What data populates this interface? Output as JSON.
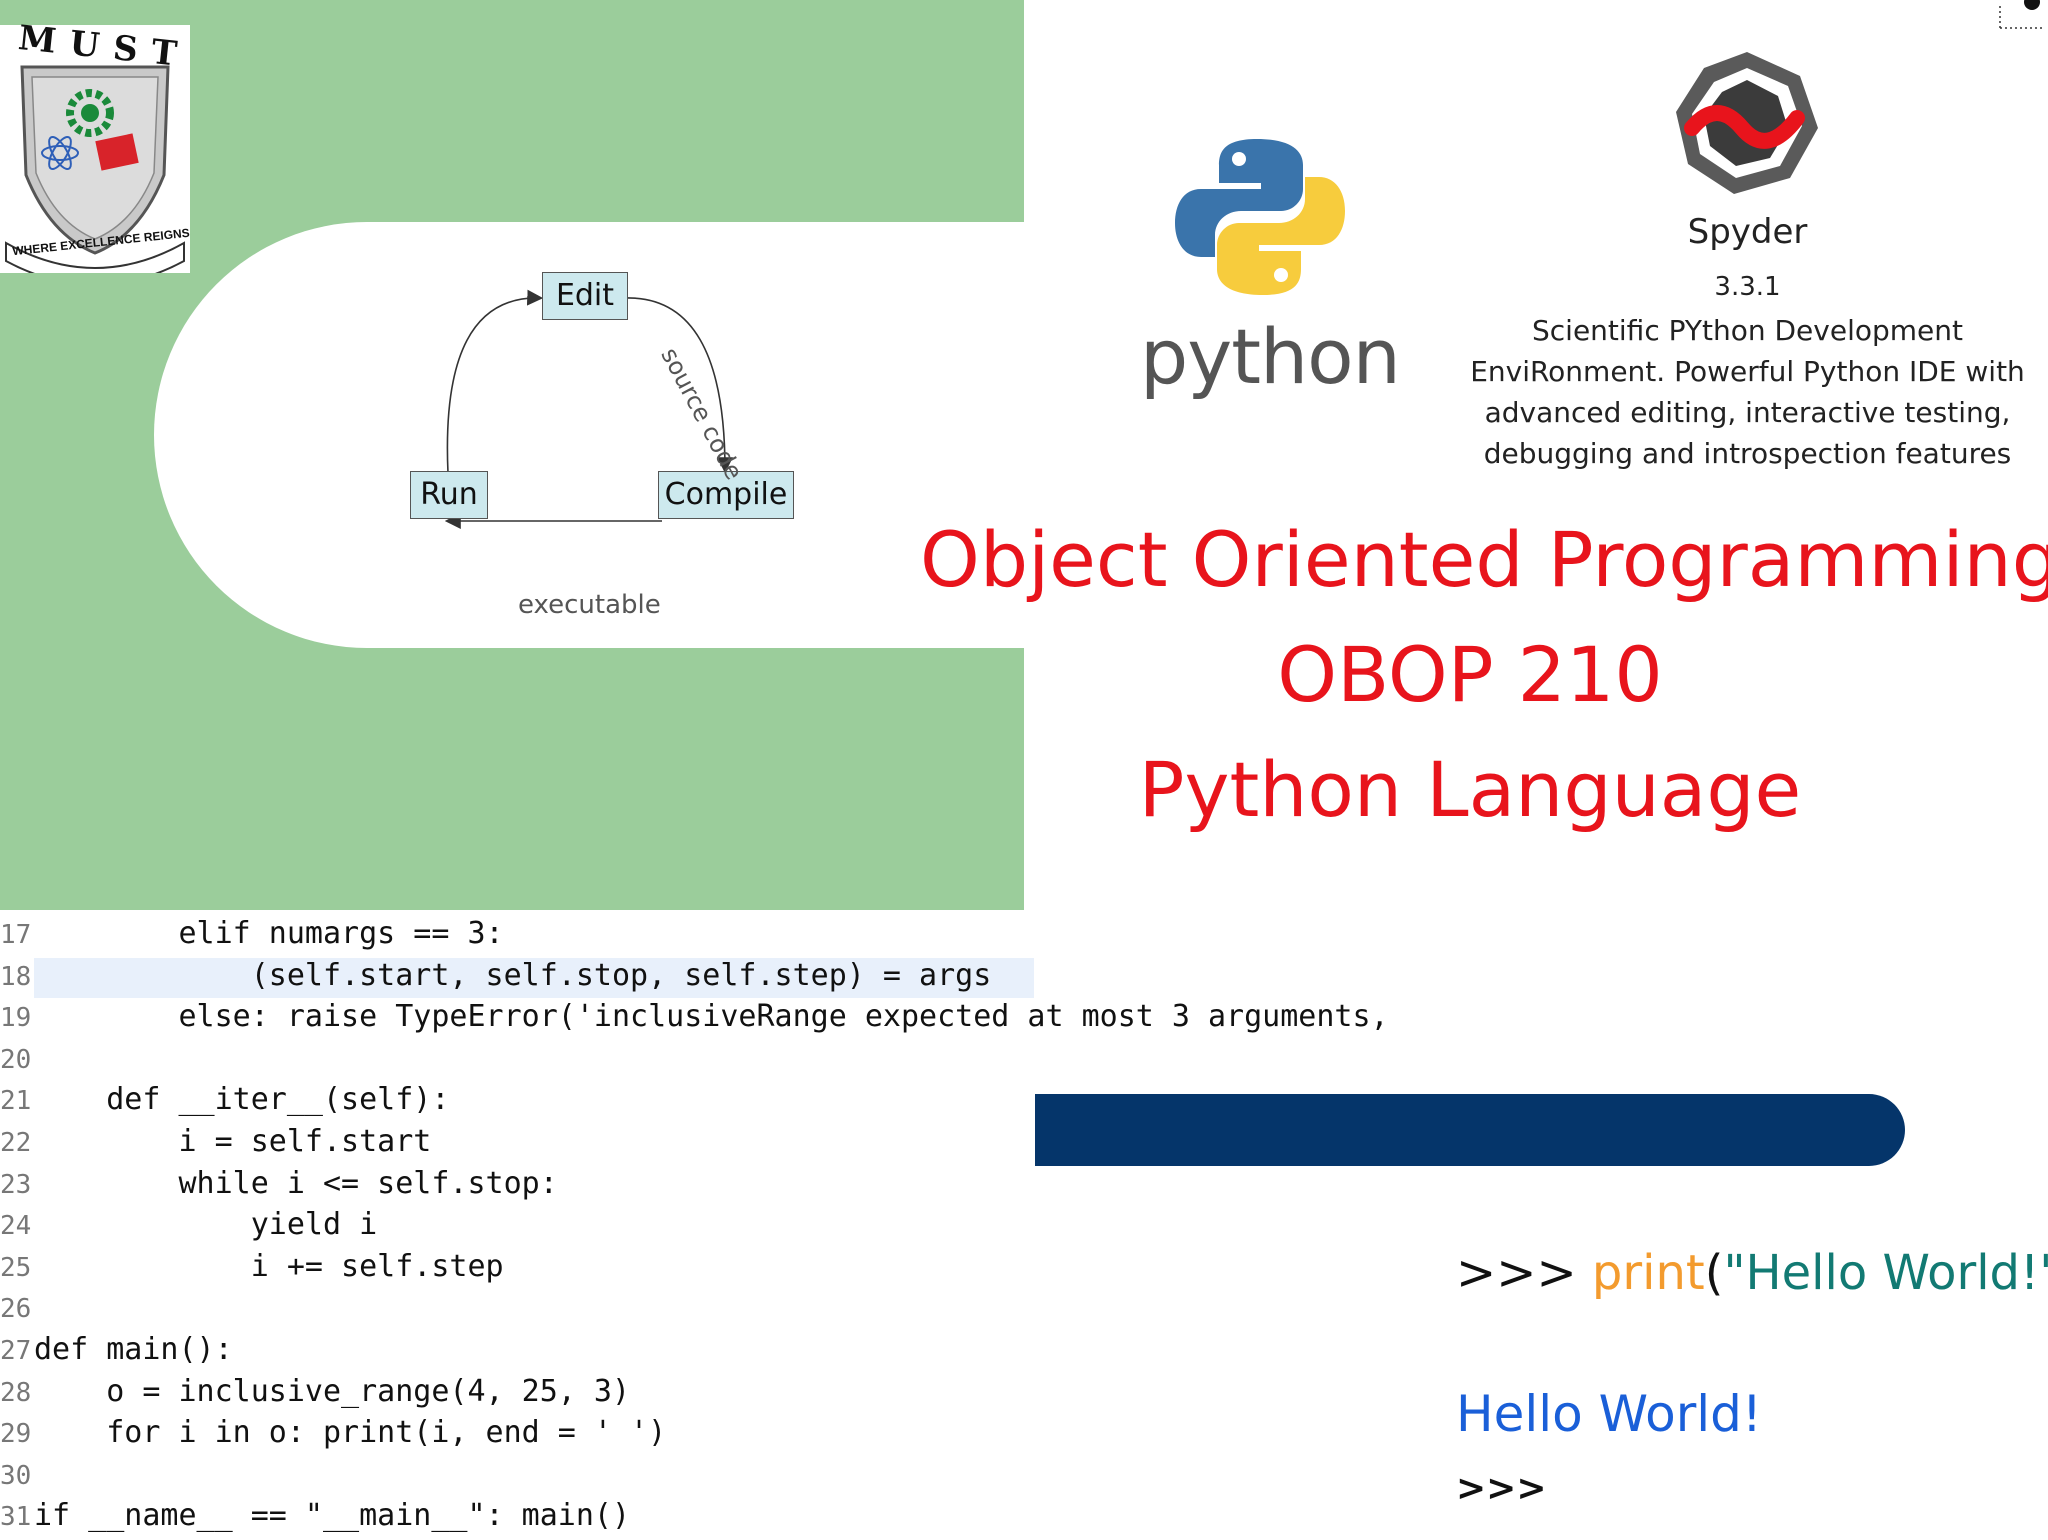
{
  "logo": {
    "name": "MUST",
    "motto": "WHERE EXCELLENCE REIGNS"
  },
  "diagram": {
    "nodes": {
      "edit": "Edit",
      "run": "Run",
      "compile": "Compile"
    },
    "edge_edit_compile": "source code",
    "edge_compile_run": "executable"
  },
  "python_logo": {
    "word": "python"
  },
  "spyder": {
    "name": "Spyder",
    "version": "3.3.1",
    "description": "Scientific PYthon Development EnviRonment. Powerful Python IDE with advanced editing, interactive testing, debugging and introspection features"
  },
  "title": {
    "line1": "Object Oriented Programming:",
    "line2": "OBOP 210",
    "line3": "Python Language",
    "color": "#e8141c"
  },
  "code": {
    "line_numbers": [
      "17",
      "18",
      "19",
      "20",
      "21",
      "22",
      "23",
      "24",
      "25",
      "26",
      "27",
      "28",
      "29",
      "30",
      "31"
    ],
    "lines": [
      "        elif numargs == 3:",
      "            (self.start, self.stop, self.step) = args",
      "        else: raise TypeError('inclusiveRange expected at most 3 arguments,",
      "",
      "    def __iter__(self):",
      "        i = self.start",
      "        while i <= self.stop:",
      "            yield i",
      "            i += self.step",
      "",
      "def main():",
      "    o = inclusive_range(4, 25, 3)",
      "    for i in o: print(i, end = ' ')",
      "",
      "if __name__ == \"__main__\": main()"
    ]
  },
  "repl": {
    "prompt": ">>>",
    "func": "print",
    "open": "(",
    "string": "\"Hello World!\"",
    "close": ")",
    "output": "Hello World!",
    "prompt2": ">>>"
  },
  "colors": {
    "green_panel": "#9bcd9b",
    "blue_bar": "#05356a",
    "python_blue": "#3a74ab",
    "python_yellow": "#f7cc3d"
  }
}
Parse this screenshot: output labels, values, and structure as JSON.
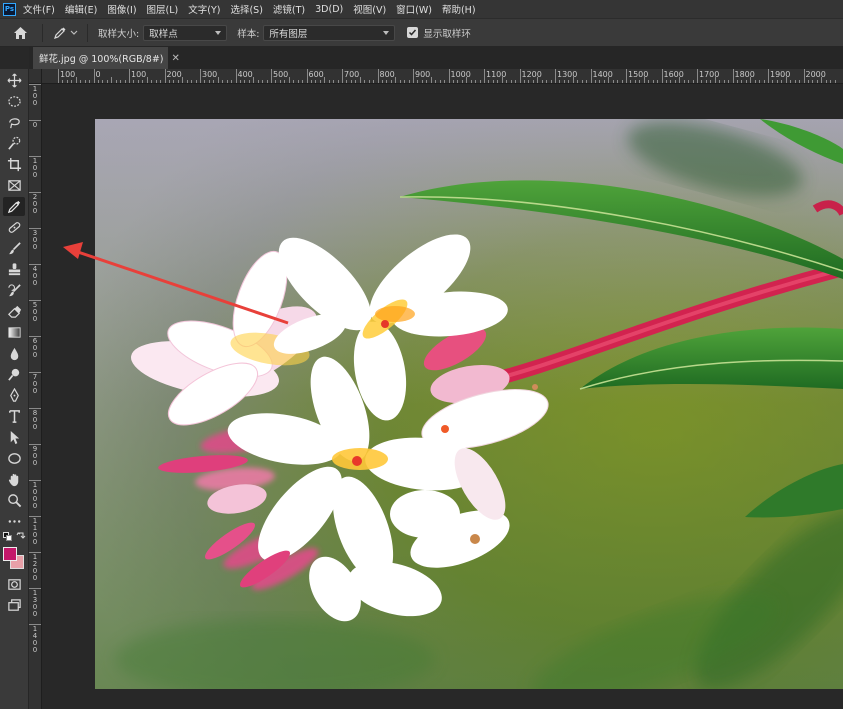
{
  "app": {
    "logo": "Ps"
  },
  "menu": [
    "文件(F)",
    "编辑(E)",
    "图像(I)",
    "图层(L)",
    "文字(Y)",
    "选择(S)",
    "滤镜(T)",
    "3D(D)",
    "视图(V)",
    "窗口(W)",
    "帮助(H)"
  ],
  "options": {
    "sample_size_label": "取样大小:",
    "sample_size_value": "取样点",
    "sample_label": "样本:",
    "sample_value": "所有图层",
    "show_ring_label": "显示取样环",
    "show_ring_checked": true
  },
  "document_tab": {
    "title": "鲜花.jpg @ 100%(RGB/8#)",
    "close": "✕"
  },
  "ruler": {
    "h_ticks": [
      "100",
      "0",
      "100",
      "200",
      "300",
      "400",
      "500",
      "600",
      "700",
      "800",
      "900",
      "1000",
      "1100",
      "1200",
      "1300",
      "1400",
      "1500",
      "1600",
      "1700",
      "1800",
      "1900",
      "2000"
    ],
    "v_ticks": [
      "100",
      "0",
      "100",
      "200",
      "300",
      "400",
      "500",
      "600",
      "700",
      "800",
      "900",
      "1000",
      "1100",
      "1200",
      "1300",
      "1400"
    ]
  },
  "toolbar": {
    "tools": [
      "move-icon",
      "marquee-icon",
      "lasso-icon",
      "quick-select-icon",
      "crop-icon",
      "frame-icon",
      "eyedropper-icon",
      "healing-icon",
      "brush-icon",
      "stamp-icon",
      "history-brush-icon",
      "eraser-icon",
      "gradient-icon",
      "blur-icon",
      "dodge-icon",
      "pen-icon",
      "type-icon",
      "path-select-icon",
      "shape-icon",
      "hand-icon",
      "zoom-icon",
      "more-icon"
    ],
    "active_tool": "eyedropper-icon",
    "foreground_color": "#c4196a",
    "background_color": "#e8a0a8"
  },
  "colors": {
    "accent": "#31a8ff",
    "arrow": "#e8403a"
  }
}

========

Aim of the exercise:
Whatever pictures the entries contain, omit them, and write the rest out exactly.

Exercise output:
What data populates this interface? Output as JSON.
{
  "logo": {
    "name": "MUST",
    "motto": "WHERE EXCELLENCE REIGNS"
  },
  "diagram": {
    "nodes": {
      "edit": "Edit",
      "run": "Run",
      "compile": "Compile"
    },
    "edge_edit_compile": "source code",
    "edge_compile_run": "executable"
  },
  "python_logo": {
    "word": "python"
  },
  "spyder": {
    "name": "Spyder",
    "version": "3.3.1",
    "description": "Scientific PYthon Development EnviRonment. Powerful Python IDE with advanced editing, interactive testing, debugging and introspection features"
  },
  "title": {
    "line1": "Object Oriented Programming:",
    "line2": "OBOP 210",
    "line3": "Python Language",
    "color": "#e8141c"
  },
  "code": {
    "line_numbers": [
      "17",
      "18",
      "19",
      "20",
      "21",
      "22",
      "23",
      "24",
      "25",
      "26",
      "27",
      "28",
      "29",
      "30",
      "31"
    ],
    "lines": [
      "        elif numargs == 3:",
      "            (self.start, self.stop, self.step) = args",
      "        else: raise TypeError('inclusiveRange expected at most 3 arguments,",
      "",
      "    def __iter__(self):",
      "        i = self.start",
      "        while i <= self.stop:",
      "            yield i",
      "            i += self.step",
      "",
      "def main():",
      "    o = inclusive_range(4, 25, 3)",
      "    for i in o: print(i, end = ' ')",
      "",
      "if __name__ == \"__main__\": main()"
    ]
  },
  "repl": {
    "prompt": ">>>",
    "func": "print",
    "open": "(",
    "string": "\"Hello World!\"",
    "close": ")",
    "output": "Hello World!",
    "prompt2": ">>>"
  },
  "colors": {
    "green_panel": "#9bcd9b",
    "blue_bar": "#05356a",
    "python_blue": "#3a74ab",
    "python_yellow": "#f7cc3d"
  }
}
Parse this screenshot: output labels, values, and structure as JSON.
{
  "app": {
    "logo": "Ps"
  },
  "menu": [
    "文件(F)",
    "编辑(E)",
    "图像(I)",
    "图层(L)",
    "文字(Y)",
    "选择(S)",
    "滤镜(T)",
    "3D(D)",
    "视图(V)",
    "窗口(W)",
    "帮助(H)"
  ],
  "options": {
    "sample_size_label": "取样大小:",
    "sample_size_value": "取样点",
    "sample_label": "样本:",
    "sample_value": "所有图层",
    "show_ring_label": "显示取样环",
    "show_ring_checked": true
  },
  "document_tab": {
    "title": "鲜花.jpg @ 100%(RGB/8#)",
    "close": "✕"
  },
  "ruler": {
    "h_ticks": [
      "100",
      "0",
      "100",
      "200",
      "300",
      "400",
      "500",
      "600",
      "700",
      "800",
      "900",
      "1000",
      "1100",
      "1200",
      "1300",
      "1400",
      "1500",
      "1600",
      "1700",
      "1800",
      "1900",
      "2000"
    ],
    "v_ticks": [
      "100",
      "0",
      "100",
      "200",
      "300",
      "400",
      "500",
      "600",
      "700",
      "800",
      "900",
      "1000",
      "1100",
      "1200",
      "1300",
      "1400"
    ]
  },
  "toolbar": {
    "tools": [
      "move-icon",
      "marquee-icon",
      "lasso-icon",
      "quick-select-icon",
      "crop-icon",
      "frame-icon",
      "eyedropper-icon",
      "healing-icon",
      "brush-icon",
      "stamp-icon",
      "history-brush-icon",
      "eraser-icon",
      "gradient-icon",
      "blur-icon",
      "dodge-icon",
      "pen-icon",
      "type-icon",
      "path-select-icon",
      "shape-icon",
      "hand-icon",
      "zoom-icon",
      "more-icon"
    ],
    "active_tool": "eyedropper-icon",
    "foreground_color": "#c4196a",
    "background_color": "#e8a0a8"
  },
  "colors": {
    "accent": "#31a8ff",
    "arrow": "#e8403a"
  }
}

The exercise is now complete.